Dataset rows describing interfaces
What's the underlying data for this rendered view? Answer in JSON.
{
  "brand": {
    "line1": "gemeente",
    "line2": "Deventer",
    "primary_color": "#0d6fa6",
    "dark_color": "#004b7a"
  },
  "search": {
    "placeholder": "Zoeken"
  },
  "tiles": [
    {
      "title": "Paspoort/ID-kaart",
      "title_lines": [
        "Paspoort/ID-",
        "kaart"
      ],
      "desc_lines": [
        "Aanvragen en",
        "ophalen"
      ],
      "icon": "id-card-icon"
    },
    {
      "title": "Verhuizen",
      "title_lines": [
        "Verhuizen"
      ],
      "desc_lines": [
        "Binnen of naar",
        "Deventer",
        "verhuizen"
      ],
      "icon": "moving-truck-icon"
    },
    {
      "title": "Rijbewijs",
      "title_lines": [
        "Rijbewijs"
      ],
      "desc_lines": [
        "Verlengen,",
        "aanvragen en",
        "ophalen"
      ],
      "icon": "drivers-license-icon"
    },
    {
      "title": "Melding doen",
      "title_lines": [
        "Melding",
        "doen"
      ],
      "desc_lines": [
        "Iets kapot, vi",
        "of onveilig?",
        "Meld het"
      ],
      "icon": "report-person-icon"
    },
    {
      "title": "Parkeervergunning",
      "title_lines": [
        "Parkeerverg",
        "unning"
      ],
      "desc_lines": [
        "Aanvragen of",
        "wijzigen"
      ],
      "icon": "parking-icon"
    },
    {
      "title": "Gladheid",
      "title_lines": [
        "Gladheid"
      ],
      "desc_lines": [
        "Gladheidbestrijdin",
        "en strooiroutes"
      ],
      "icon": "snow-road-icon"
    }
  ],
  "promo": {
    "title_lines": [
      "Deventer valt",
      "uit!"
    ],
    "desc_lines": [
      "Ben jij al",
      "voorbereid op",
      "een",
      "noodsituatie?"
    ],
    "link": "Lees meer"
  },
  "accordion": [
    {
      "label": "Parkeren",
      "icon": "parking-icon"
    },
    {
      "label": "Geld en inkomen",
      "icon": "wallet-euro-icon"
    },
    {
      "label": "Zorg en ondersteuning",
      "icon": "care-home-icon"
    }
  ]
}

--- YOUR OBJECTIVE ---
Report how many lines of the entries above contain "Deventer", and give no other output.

--- SOLUTION BELOW ---
3